  • Living with an ostomy
  • Ovarian cancer
  • Ovarian cancer: Still possible after hysterectomy?
  • Ovarian hyperstimulation syndrome
  • Pap test: Can it detect ovarian cancer?
  • Peritonitis
  • Polycythemia vera
  • Premenstrual dysphoric disorder
  • Premenstrual syndrome (PMS)
  • Spastic colon: What does it mean?
  • Symptom Checker
  • Traveler's diarrhea
  • How irritable bowel syndrome affects you

Mayo Clinic does not endorse companies or products. Advertising revenue supports our not-for-profit mission.

  • Opportunities

Mayo Clinic Press

Check out these best-sellers and special offers on books and newsletters from Mayo Clinic Press .

  • Mayo Clinic on Incontinence - Mayo Clinic Press Mayo Clinic on Incontinence
  • The Essential Diabetes Book - Mayo Clinic Press The Essential Diabetes Book
  • Mayo Clinic on Hearing and Balance - Mayo Clinic Press Mayo Clinic on Hearing and Balance
  • FREE Mayo Clinic Diet Assessment - Mayo Clinic Press FREE Mayo Clinic Diet Assessment
  • Mayo Clinic Health Letter - FREE book - Mayo Clinic Press Mayo Clinic Health Letter - FREE book
  • Belching intestinal gas and bloating Tips for reducing them

One gift, 3X the impact

Join our Year-End Challenge and triple your gift to help shape the future of healthcare!

IMAGES

  1. How to Flush Gas And Flow From Your Stomach With Only 4 Ingredients

    how to solve problem of gas in stomach

  2. This Simple Exercise Solved My Problem With Gas And A Bloated Stomach

    how to solve problem of gas in stomach

  3. Gas Problem of Stomach, How To Get Rid Of The Gas Problem?
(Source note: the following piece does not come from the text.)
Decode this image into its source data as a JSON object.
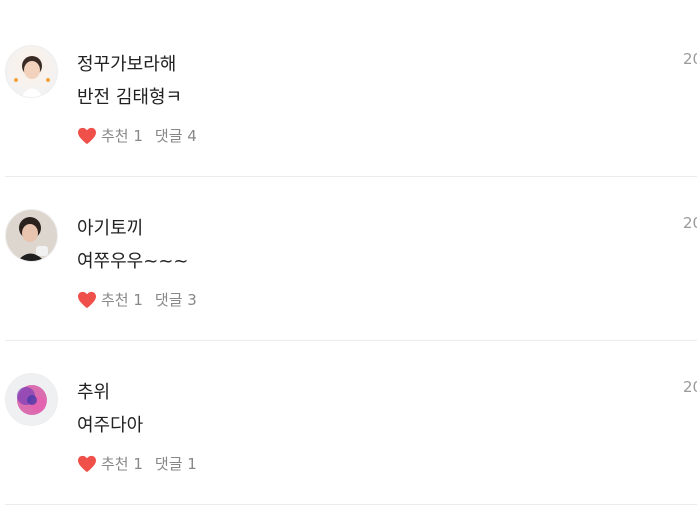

    how to solve problem of gas in stomach

  4. Gas Problem in Stomach

    how to solve problem of gas in stomach

  5. How To Flush Gas And Bloating From Your Stomach With Just 4 Ingredients
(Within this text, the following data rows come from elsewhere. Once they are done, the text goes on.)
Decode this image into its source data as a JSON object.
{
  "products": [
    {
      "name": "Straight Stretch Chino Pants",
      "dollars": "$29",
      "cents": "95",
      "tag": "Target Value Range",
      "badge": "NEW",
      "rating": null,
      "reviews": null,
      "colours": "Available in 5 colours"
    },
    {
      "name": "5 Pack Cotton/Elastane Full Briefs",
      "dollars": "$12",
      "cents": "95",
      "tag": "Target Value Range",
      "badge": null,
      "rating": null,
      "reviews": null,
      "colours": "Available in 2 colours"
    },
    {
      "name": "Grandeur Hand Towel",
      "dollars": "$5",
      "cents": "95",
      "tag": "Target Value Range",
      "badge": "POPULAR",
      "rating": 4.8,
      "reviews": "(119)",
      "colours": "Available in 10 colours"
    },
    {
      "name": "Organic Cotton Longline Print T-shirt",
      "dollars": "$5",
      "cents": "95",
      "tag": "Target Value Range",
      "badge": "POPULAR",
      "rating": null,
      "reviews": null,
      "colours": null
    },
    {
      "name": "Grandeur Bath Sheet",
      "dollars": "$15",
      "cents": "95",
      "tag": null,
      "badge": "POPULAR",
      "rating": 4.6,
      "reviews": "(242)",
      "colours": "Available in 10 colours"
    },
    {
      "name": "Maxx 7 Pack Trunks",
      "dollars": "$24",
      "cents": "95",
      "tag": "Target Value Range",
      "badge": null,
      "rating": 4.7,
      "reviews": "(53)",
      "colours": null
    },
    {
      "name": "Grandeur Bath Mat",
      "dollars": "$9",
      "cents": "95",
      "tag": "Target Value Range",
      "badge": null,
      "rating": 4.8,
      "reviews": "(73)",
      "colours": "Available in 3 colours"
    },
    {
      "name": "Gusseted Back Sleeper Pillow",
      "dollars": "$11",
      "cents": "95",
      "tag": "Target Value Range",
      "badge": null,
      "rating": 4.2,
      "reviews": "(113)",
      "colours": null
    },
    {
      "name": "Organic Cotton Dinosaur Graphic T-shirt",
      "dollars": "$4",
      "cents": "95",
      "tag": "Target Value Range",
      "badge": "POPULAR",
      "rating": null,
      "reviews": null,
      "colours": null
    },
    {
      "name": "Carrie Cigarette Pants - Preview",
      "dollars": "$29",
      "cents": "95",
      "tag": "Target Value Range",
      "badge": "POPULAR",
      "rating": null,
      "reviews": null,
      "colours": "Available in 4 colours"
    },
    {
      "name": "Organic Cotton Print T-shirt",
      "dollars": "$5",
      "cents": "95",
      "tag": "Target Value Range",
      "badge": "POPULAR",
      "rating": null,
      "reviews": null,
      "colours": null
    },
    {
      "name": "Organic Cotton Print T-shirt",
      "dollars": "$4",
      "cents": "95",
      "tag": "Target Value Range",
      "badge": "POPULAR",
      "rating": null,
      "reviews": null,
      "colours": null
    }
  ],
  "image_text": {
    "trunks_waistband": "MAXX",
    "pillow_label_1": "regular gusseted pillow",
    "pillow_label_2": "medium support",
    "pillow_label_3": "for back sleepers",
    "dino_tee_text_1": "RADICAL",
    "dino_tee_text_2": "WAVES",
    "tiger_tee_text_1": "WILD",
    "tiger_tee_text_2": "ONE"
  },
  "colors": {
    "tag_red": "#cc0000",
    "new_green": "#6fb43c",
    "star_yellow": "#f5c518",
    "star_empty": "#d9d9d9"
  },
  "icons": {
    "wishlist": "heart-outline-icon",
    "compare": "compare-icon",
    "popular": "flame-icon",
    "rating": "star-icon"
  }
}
    how to solve problem of gas in stomach

  6. How to Get Rid of Gas in the Stomach

    how to solve problem of gas in stomach
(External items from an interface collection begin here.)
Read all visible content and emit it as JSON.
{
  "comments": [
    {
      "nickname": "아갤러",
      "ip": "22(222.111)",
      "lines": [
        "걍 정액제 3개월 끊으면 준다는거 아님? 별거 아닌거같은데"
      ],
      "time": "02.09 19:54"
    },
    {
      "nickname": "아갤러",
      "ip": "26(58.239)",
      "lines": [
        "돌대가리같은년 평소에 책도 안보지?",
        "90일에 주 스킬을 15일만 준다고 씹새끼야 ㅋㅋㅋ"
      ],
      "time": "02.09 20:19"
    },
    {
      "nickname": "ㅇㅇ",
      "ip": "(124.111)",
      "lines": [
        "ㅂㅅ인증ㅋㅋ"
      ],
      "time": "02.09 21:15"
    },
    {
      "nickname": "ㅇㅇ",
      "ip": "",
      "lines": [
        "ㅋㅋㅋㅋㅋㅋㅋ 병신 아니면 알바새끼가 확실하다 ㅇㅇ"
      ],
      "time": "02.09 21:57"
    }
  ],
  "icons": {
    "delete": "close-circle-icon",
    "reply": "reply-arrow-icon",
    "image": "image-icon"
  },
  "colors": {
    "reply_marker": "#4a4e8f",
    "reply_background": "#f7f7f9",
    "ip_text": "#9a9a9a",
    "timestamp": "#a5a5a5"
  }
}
VIDEO

  1. gas problem in stomach precations 🤔🤔🤔

  2. Stomach issue solve in one minute

COMMENTS

  1. 10 Tips to Get Rid of Gas, Pains, and Bloating

    1. Peppermint Research has shown that peppermint tea or peppermint supplements can help reduce symptoms of irritable bowel syndrome, including gas. Talk with your doctor before you start using...

  2. Belching, gas and bloating: Tips for reducing them

    Eat and drink slowly. Taking your time can help you swallow less air. Try to make meals relaxed occasions; eating when you're stressed or on the run increases the air you swallow. Avoid carbonated drinks and beer. They release carbon dioxide gas. Skip the gum and hard candy.

  3. How to get rid of gas pain fast: 20 natural home remedies

    Gas-related stomach pain remedies include: Pass Gas The only way to get rid of gas is to pass it. Don’t hold it in. If you’re worried about odor, try reducing foods that contain...